▸ **What you should do**: Here are some records. Copy each one exactly.

▸ **Data extracts**:
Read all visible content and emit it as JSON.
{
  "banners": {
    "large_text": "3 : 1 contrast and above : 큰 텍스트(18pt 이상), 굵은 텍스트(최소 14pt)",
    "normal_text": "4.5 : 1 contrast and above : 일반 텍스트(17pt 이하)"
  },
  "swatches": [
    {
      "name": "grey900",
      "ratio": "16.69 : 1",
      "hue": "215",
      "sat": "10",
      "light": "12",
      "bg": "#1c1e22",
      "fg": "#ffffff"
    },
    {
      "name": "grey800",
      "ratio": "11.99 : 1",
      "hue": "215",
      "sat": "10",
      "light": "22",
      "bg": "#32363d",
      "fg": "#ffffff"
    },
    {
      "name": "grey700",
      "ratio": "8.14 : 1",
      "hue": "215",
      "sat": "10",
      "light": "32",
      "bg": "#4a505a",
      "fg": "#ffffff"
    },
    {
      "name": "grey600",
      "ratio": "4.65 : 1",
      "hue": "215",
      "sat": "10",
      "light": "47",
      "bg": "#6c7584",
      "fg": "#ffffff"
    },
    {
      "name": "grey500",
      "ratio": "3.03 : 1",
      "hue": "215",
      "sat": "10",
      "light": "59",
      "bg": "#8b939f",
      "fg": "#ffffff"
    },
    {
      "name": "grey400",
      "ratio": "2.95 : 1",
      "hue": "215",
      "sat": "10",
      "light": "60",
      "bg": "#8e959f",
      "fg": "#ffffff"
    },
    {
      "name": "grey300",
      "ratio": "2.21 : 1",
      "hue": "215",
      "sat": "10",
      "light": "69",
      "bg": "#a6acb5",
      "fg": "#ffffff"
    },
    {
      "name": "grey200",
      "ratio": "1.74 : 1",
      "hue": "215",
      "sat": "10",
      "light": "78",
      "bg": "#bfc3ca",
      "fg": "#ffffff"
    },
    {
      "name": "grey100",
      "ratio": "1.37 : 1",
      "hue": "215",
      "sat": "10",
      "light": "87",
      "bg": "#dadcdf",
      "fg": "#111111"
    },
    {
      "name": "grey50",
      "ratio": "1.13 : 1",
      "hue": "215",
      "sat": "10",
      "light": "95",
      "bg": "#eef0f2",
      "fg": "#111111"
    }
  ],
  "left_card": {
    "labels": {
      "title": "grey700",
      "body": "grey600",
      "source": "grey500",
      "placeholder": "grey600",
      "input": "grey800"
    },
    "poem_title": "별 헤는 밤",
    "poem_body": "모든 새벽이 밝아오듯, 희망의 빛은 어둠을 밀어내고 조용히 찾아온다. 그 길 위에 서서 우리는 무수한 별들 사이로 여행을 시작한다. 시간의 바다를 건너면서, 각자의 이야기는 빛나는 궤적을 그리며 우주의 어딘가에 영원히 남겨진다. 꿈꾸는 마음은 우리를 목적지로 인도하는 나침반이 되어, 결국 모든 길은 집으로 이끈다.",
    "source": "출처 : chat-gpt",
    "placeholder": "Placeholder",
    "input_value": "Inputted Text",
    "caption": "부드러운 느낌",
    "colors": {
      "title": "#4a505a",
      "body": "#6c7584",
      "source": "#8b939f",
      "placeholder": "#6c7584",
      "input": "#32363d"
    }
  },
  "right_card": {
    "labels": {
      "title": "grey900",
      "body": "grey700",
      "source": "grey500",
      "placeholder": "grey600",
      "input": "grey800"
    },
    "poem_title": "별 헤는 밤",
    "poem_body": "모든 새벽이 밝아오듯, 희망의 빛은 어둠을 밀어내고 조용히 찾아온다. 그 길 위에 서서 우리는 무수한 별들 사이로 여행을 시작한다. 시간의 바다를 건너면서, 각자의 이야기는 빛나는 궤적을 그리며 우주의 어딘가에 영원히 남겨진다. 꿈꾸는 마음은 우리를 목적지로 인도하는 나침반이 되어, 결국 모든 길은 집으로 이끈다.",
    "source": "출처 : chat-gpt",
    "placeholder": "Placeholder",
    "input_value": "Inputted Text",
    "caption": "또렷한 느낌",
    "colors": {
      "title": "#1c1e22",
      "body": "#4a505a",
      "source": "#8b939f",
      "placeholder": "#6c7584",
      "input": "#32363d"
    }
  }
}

▸ **Exercise solution**:
Read all visible content and emit it as JSON.
{
  "banners": {
    "large_text": "3 : 1 contrast and above : 큰 텍스트(18pt 이상), 굵은 텍스트(최소 14pt)",
    "normal_text": "4.5 : 1 contrast and above : 일반 텍스트(17pt 이하)"
  },
  "swatches": [
    {
      "name": "grey900",
      "ratio": "16.69 : 1",
      "hue": "215",
      "sat": "10",
      "light": "12",
      "bg": "#1c1e22",
      "fg": "#ffffff"
    },
    {
      "name": "grey800",
      "ratio": "11.99 : 1",
      "hue": "215",
      "sat": "10",
      "light": "22",
      "bg": "#32363d",
      "fg": "#ffffff"
    },
    {
      "name": "grey700",
      "ratio": "8.14 : 1",
      "hue": "215",
      "sat": "10",
      "light": "32",
      "bg": "#4a505a",
      "fg": "#ffffff"
    },
    {
      "name": "grey600",
      "ratio": "4.65 : 1",
      "hue": "215",
      "sat": "10",
      "light": "47",
      "bg": "#6c7584",
      "fg": "#ffffff"
    },
    {
      "name": "grey500",
      "ratio": "3.03 : 1",
      "hue": "215",
      "sat": "10",
      "light": "59",
      "bg": "#8b939f",
      "fg": "#ffffff"
    },
    {
      "name": "grey400",
      "ratio": "2.95 : 1",
      "hue": "215",
      "sat": "10",
      "light": "60",
      "bg": "#8e959f",
      "fg": "#ffffff"
    },
    {
      "name": "grey300",
      "ratio": "2.21 : 1",
      "hue": "215",
      "sat": "10",
      "light": "69",
      "bg": "#a6acb5",
      "fg": "#ffffff"
    },
    {
      "name": "grey200",
      "ratio": "1.74 : 1",
      "hue": "215",
      "sat": "10",
      "light": "78",
      "bg": "#bfc3ca",
      "fg": "#ffffff"
    },
    {
      "name": "grey100",
      "ratio": "1.37 : 1",
      "hue": "215",
      "sat": "10",
      "light": "87",
      "bg": "#dadcdf",
      "fg": "#111111"
    },
    {
      "name": "grey50",
      "ratio": "1.13 : 1",
      "hue": "215",
      "sat": "10",
      "light": "95",
      "bg": "#eef0f2",
      "fg": "#111111"
    }
  ],
  "left_card": {
    "labels": {
      "title": "grey700",
      "body": "grey600",
      "source": "grey500",
      "placeholder": "grey600",
      "input": "grey800"
    },
    "poem_title": "별 헤는 밤",
    "poem_body": "모든 새벽이 밝아오듯, 희망의 빛은 어둠을 밀어내고 조용히 찾아온다. 그 길 위에 서서 우리는 무수한 별들 사이로 여행을 시작한다. 시간의 바다를 건너면서, 각자의 이야기는 빛나는 궤적을 그리며 우주의 어딘가에 영원히 남겨진다. 꿈꾸는 마음은 우리를 목적지로 인도하는 나침반이 되어, 결국 모든 길은 집으로 이끈다.",
    "source": "출처 : chat-gpt",
    "placeholder": "Placeholder",
    "input_value": "Inputted Text",
    "caption": "부드러운 느낌",
    "colors": {
      "title": "#4a505a",
      "body": "#6c7584",
      "source": "#8b939f",
      "placeholder": "#6c7584",
      "input": "#32363d"
    }
  },
  "right_card": {
    "labels": {
      "title": "grey900",
      "body": "grey700",
      "source": "grey500",
      "placeholder": "grey600",
      "input": "grey800"
    },
    "poem_title": "별 헤는 밤",
    "poem_body": "모든 새벽이 밝아오듯, 희망의 빛은 어둠을 밀어내고 조용히 찾아온다. 그 길 위에 서서 우리는 무수한 별들 사이로 여행을 시작한다. 시간의 바다를 건너면서, 각자의 이야기는 빛나는 궤적을 그리며 우주의 어딘가에 영원히 남겨진다. 꿈꾸는 마음은 우리를 목적지로 인도하는 나침반이 되어, 결국 모든 길은 집으로 이끈다.",
    "source": "출처 : chat-gpt",
    "placeholder": "Placeholder",
    "input_value": "Inputted Text",
    "caption": "또렷한 느낌",
    "colors": {
      "title": "#1c1e22",
      "body": "#4a505a",
      "source": "#8b939f",
      "placeholder": "#6c7584",
      "input": "#32363d"
    }
  }
}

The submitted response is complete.